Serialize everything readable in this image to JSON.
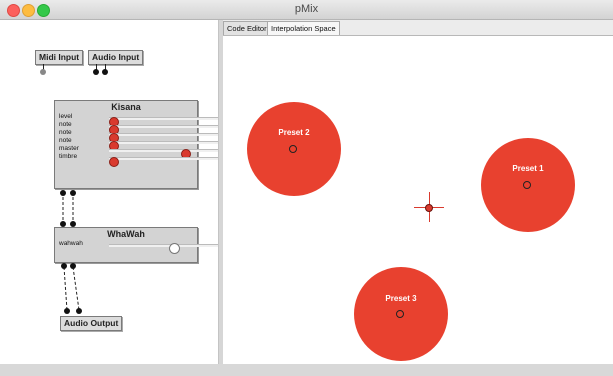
{
  "window": {
    "title": "pMix"
  },
  "colors": {
    "preset_fill": "#e8412f",
    "knob": "#d93a2e",
    "node_bg": "#d3d3d3"
  },
  "graph": {
    "midi_input": "Midi Input",
    "audio_input": "Audio Input",
    "audio_output": "Audio Output",
    "kisana": {
      "title": "Kisana",
      "params": [
        {
          "label": "level",
          "value": 0.0
        },
        {
          "label": "note",
          "value": 0.0
        },
        {
          "label": "note",
          "value": 0.0
        },
        {
          "label": "note",
          "value": 0.0
        },
        {
          "label": "master",
          "value": 0.6
        },
        {
          "label": "timbre",
          "value": 0.0
        }
      ]
    },
    "whawah": {
      "title": "WhaWah",
      "params": [
        {
          "label": "wahwah",
          "value": 0.5
        }
      ]
    }
  },
  "tabs": [
    {
      "label": "Code Editor",
      "active": false
    },
    {
      "label": "Interpolation Space",
      "active": true
    }
  ],
  "presets": [
    {
      "label": "Preset 1"
    },
    {
      "label": "Preset 2"
    },
    {
      "label": "Preset 3"
    }
  ],
  "icons": {
    "cursor": "crosshair-icon",
    "preset_center": "circle-outline-icon"
  }
}
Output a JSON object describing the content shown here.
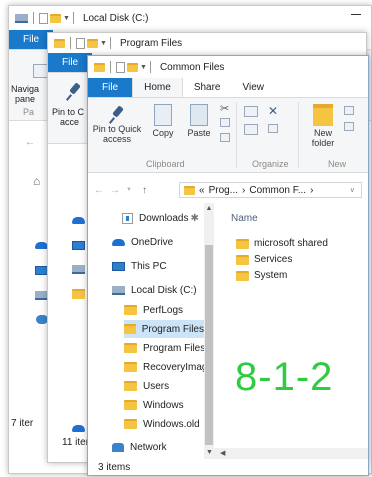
{
  "windows": {
    "local_disk": {
      "title": "Local Disk (C:)",
      "tab_file": "File",
      "ribbon_label_navigation": "Naviga",
      "ribbon_label_pane": "pane",
      "ribbon_label_pa": "Pa",
      "status": "7 iter"
    },
    "program_files": {
      "title": "Program Files",
      "tab_file": "File",
      "ribbon_label_pin": "Pin to C",
      "ribbon_label_acce": "acce",
      "status": "11 iter"
    },
    "common_files": {
      "title": "Common Files",
      "tabs": [
        "File",
        "Home",
        "Share",
        "View"
      ],
      "ribbon": {
        "pin_label_1": "Pin to Quick",
        "pin_label_2": "access",
        "copy": "Copy",
        "paste": "Paste",
        "new_folder_1": "New",
        "new_folder_2": "folder",
        "groups": [
          "Clipboard",
          "Organize",
          "New"
        ]
      },
      "address": {
        "sep": "«",
        "crumb1": "Prog...",
        "arrow1": "›",
        "crumb2": "Common F...",
        "arrow2": "›"
      },
      "nav": [
        {
          "label": "Downloads",
          "pin": "✱",
          "icon": "download-icon",
          "selected": false
        },
        {
          "label": "OneDrive",
          "icon": "cloud-icon",
          "selected": false
        },
        {
          "label": "This PC",
          "icon": "pc-icon",
          "selected": false
        },
        {
          "label": "Local Disk (C:)",
          "icon": "drive-icon",
          "selected": false
        },
        {
          "label": "PerfLogs",
          "icon": "folder-icon",
          "selected": false
        },
        {
          "label": "Program Files",
          "icon": "folder-icon",
          "selected": true
        },
        {
          "label": "Program Files",
          "icon": "folder-icon",
          "selected": false
        },
        {
          "label": "RecoveryImag",
          "icon": "folder-icon",
          "selected": false
        },
        {
          "label": "Users",
          "icon": "folder-icon",
          "selected": false
        },
        {
          "label": "Windows",
          "icon": "folder-icon",
          "selected": false
        },
        {
          "label": "Windows.old",
          "icon": "folder-icon",
          "selected": false
        },
        {
          "label": "Network",
          "icon": "network-icon",
          "selected": false
        }
      ],
      "column_name": "Name",
      "files": [
        "microsoft shared",
        "Services",
        "System"
      ],
      "status": "3 items"
    }
  },
  "overlay_text": "8-1-2",
  "colors": {
    "file_tab": "#1979ca",
    "selection": "#cce4f7",
    "folder": "#f5c542",
    "overlay": "#2ecc40"
  }
}
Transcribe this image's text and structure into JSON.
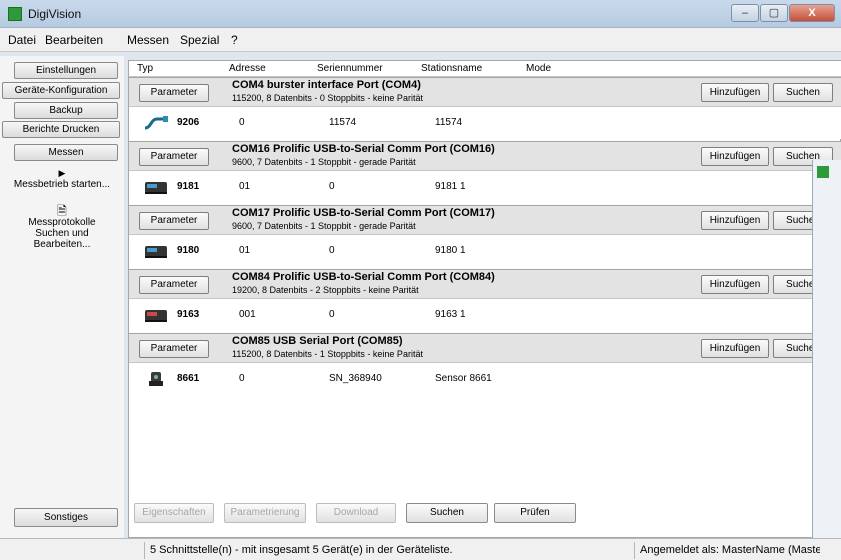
{
  "window": {
    "title": "DigiVision",
    "minimize": "–",
    "maximize": "▢",
    "close": "X"
  },
  "menu": [
    "Datei",
    "Bearbeiten",
    "Messen",
    "Spezial",
    "?"
  ],
  "sidebar": {
    "buttons": [
      "Einstellungen",
      "Geräte-Konfiguration",
      "Backup",
      "Berichte Drucken",
      "Messen"
    ],
    "start_label": "Messbetrieb starten...",
    "protocols_label": "Messprotokolle Suchen und Bearbeiten...",
    "other": "Sonstiges"
  },
  "columns": [
    "Typ",
    "Adresse",
    "Seriennummer",
    "Stationsname",
    "Mode"
  ],
  "param_label": "Parameter",
  "add_label": "Hinzufügen",
  "search_label": "Suchen",
  "groups": [
    {
      "title": "COM4 burster interface Port (COM4)",
      "sub": "115200, 8 Datenbits - 0 Stoppbits - keine Parität",
      "device": {
        "icon": "cable-icon",
        "type": "9206",
        "address": "0",
        "serial": "11574",
        "station": "11574"
      }
    },
    {
      "title": "COM16 Prolific USB-to-Serial Comm Port (COM16)",
      "sub": "9600, 7 Datenbits - 1 Stoppbit - gerade Parität",
      "device": {
        "icon": "device-icon",
        "type": "9181",
        "address": "01",
        "serial": "0",
        "station": "9181 1"
      }
    },
    {
      "title": "COM17 Prolific USB-to-Serial Comm Port (COM17)",
      "sub": "9600, 7 Datenbits - 1 Stoppbit - gerade Parität",
      "device": {
        "icon": "device-icon",
        "type": "9180",
        "address": "01",
        "serial": "0",
        "station": "9180 1"
      }
    },
    {
      "title": "COM84 Prolific USB-to-Serial Comm Port (COM84)",
      "sub": "19200, 8 Datenbits - 2 Stoppbits - keine Parität",
      "device": {
        "icon": "device-icon",
        "type": "9163",
        "address": "001",
        "serial": "0",
        "station": "9163 1"
      }
    },
    {
      "title": "COM85 USB Serial Port (COM85)",
      "sub": "115200, 8 Datenbits - 1 Stoppbits - keine Parität",
      "device": {
        "icon": "sensor-icon",
        "type": "8661",
        "address": "0",
        "serial": "SN_368940",
        "station": "Sensor 8661"
      }
    }
  ],
  "bottom": {
    "properties": "Eigenschaften",
    "parametrize": "Parametrierung",
    "download": "Download",
    "search": "Suchen",
    "check": "Prüfen"
  },
  "status": {
    "summary": "5 Schnittstelle(n) - mit insgesamt 5 Gerät(e) in der Geräteliste.",
    "login": "Angemeldet als: MasterName (Maste"
  },
  "colors": {
    "accent_green": "#2d9b3a"
  }
}
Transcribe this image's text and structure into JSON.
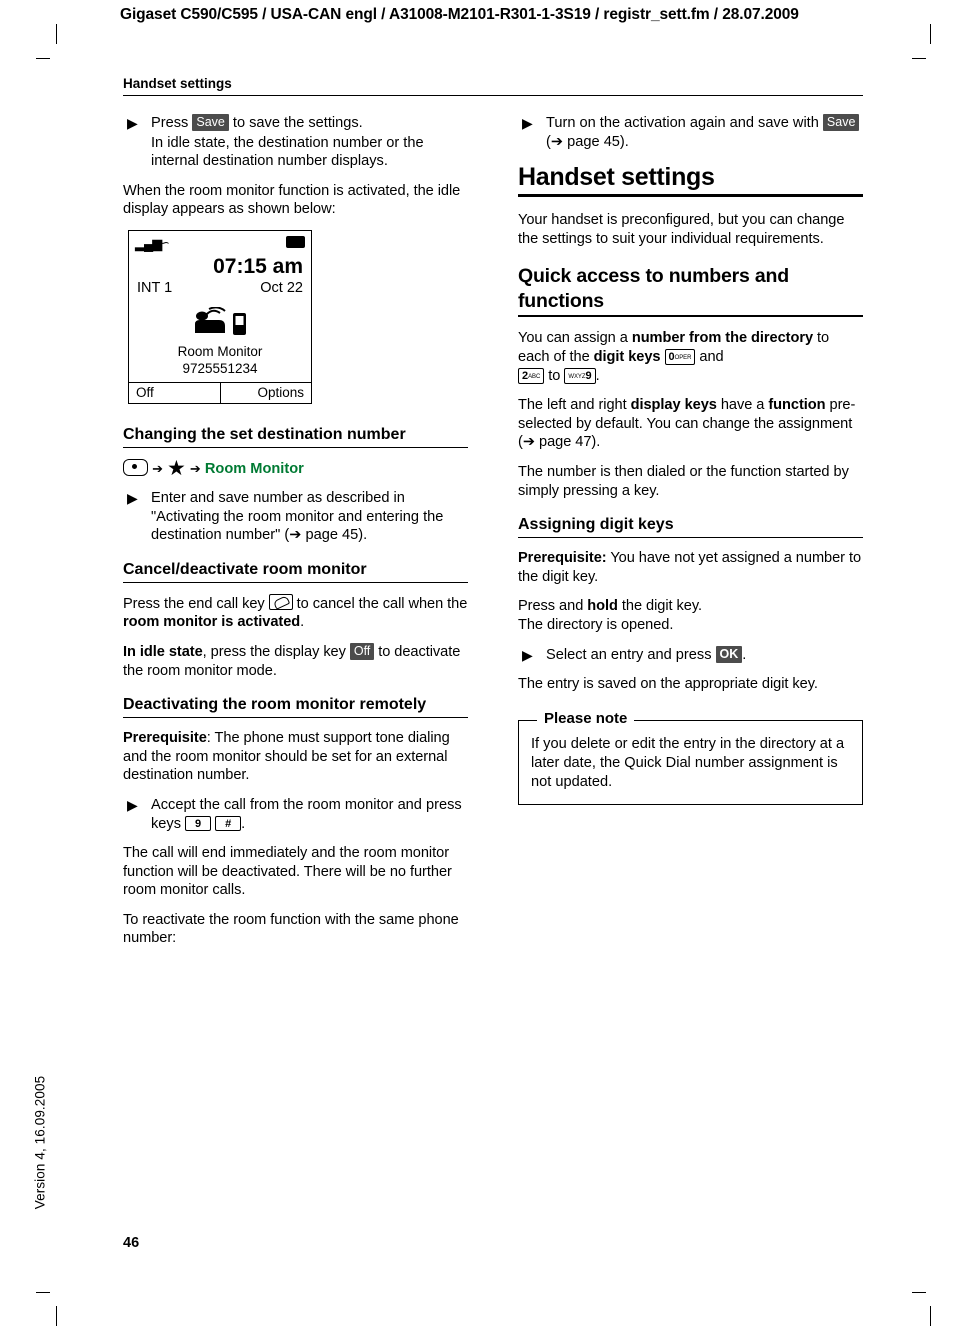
{
  "header": {
    "title": "Gigaset C590/C595 / USA-CAN engl / A31008-M2101-R301-1-3S19 / registr_sett.fm / 28.07.2009"
  },
  "side": {
    "version": "Version 4, 16.09.2005"
  },
  "runhead": "Handset settings",
  "pagenum": "46",
  "left_column": {
    "step_save": {
      "pre": "Press ",
      "key": "Save",
      "post": " to save the settings."
    },
    "step_save_cont": "In idle state, the destination number or the internal destination number displays.",
    "para_activated": "When the room monitor function is activated, the idle display appears as shown below:",
    "handset": {
      "signal_icon": "signal-bars-icon",
      "answering_icon": "answering-machine-icon",
      "battery_icon": "battery-icon",
      "time": "07:15 am",
      "int": "INT 1",
      "date": "Oct 22",
      "monitor_icon": "room-monitor-icon",
      "label": "Room Monitor",
      "number": "9725551234",
      "softkey_left": "Off",
      "softkey_right": "Options"
    },
    "h_changing": "Changing the set destination number",
    "path": {
      "nav": "nav-key-icon",
      "arrow1": "➔",
      "star": "★",
      "arrow2": "➔",
      "menu": "Room Monitor"
    },
    "step_enter": "Enter and save number as described in \"Activating the room monitor and entering the destination number\" (",
    "step_enter_page": "page 45).",
    "h_cancel": "Cancel/deactivate room monitor",
    "p_cancel_a": "Press the end call key ",
    "p_cancel_b": " to cancel the call when the ",
    "p_cancel_bold": "room monitor is activated",
    "p_cancel_c": ".",
    "p_idle_bold": "In idle state",
    "p_idle_a": ", press the display key ",
    "p_idle_key": "Off",
    "p_idle_b": " to deactivate the room monitor mode.",
    "h_deact_remote": "Deactivating the room monitor remotely",
    "p_prereq_bold": "Prerequisite",
    "p_prereq": ": The phone must support tone dialing and the room monitor should be set for an external destination number.",
    "step_accept": "Accept the call from the room monitor and press keys ",
    "step_accept_key1": "9",
    "step_accept_key2": "#",
    "step_accept_end": ".",
    "p_callend": "The call will end immediately and the room monitor function will be deactivated. There will be no further room monitor calls.",
    "p_reactivate": "To reactivate the room function with the same phone number:"
  },
  "right_column": {
    "step_turnon": "Turn on the activation again and save with ",
    "step_turnon_key": "Save",
    "step_turnon_page": "page 45).",
    "h_handset_settings": "Handset settings",
    "p_preconfigured": "Your handset is preconfigured, but you can change the settings to suit your individual requirements.",
    "h_quick_access": "Quick access to numbers and functions",
    "p_assign_a": "You can assign a ",
    "p_assign_bold1": "number from the directory",
    "p_assign_b": " to each of the ",
    "p_assign_bold2": "digit keys",
    "p_assign_key0_big": "0",
    "p_assign_key0_sml": "OPER",
    "p_assign_c": " and ",
    "p_assign_key2_big": "2",
    "p_assign_key2_sml": "ABC",
    "p_assign_d": " to ",
    "p_assign_key9_big": "9",
    "p_assign_key9_sml": "WXYZ",
    "p_assign_e": ".",
    "p_displaykeys_a": "The left and right ",
    "p_displaykeys_bold1": "display keys",
    "p_displaykeys_b": " have a ",
    "p_displaykeys_bold2": "function",
    "p_displaykeys_c": " pre-selected by default. You can change the assignment (",
    "p_displaykeys_page": "page 47).",
    "p_dialed": "The number is then dialed or the function started by simply pressing a key.",
    "h_assigning": "Assigning digit keys",
    "p_prereq_bold": "Prerequisite:",
    "p_prereq": " You have not yet assigned a number to the digit key.",
    "p_presshold_a": "Press and ",
    "p_presshold_bold": "hold",
    "p_presshold_b": " the digit key.",
    "p_presshold_c": "The directory is opened.",
    "step_select": "Select an entry and press ",
    "step_select_key": "OK",
    "step_select_end": ".",
    "p_saved": "The entry is saved on the appropriate digit key.",
    "note": {
      "title": "Please note",
      "body": "If you delete or edit the entry in the directory at a later date, the Quick Dial number assignment is not updated."
    }
  }
}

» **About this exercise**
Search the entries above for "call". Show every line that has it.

» **Solved problem**
    "p_cancel_a": "Press the end call key ",
    "p_cancel_b": " to cancel the call when the ",
    "step_accept": "Accept the call from the room monitor and press keys ",
    "p_callend": "The call will end immediately and the room monitor function will be deactivated. There will be no further room monitor calls.",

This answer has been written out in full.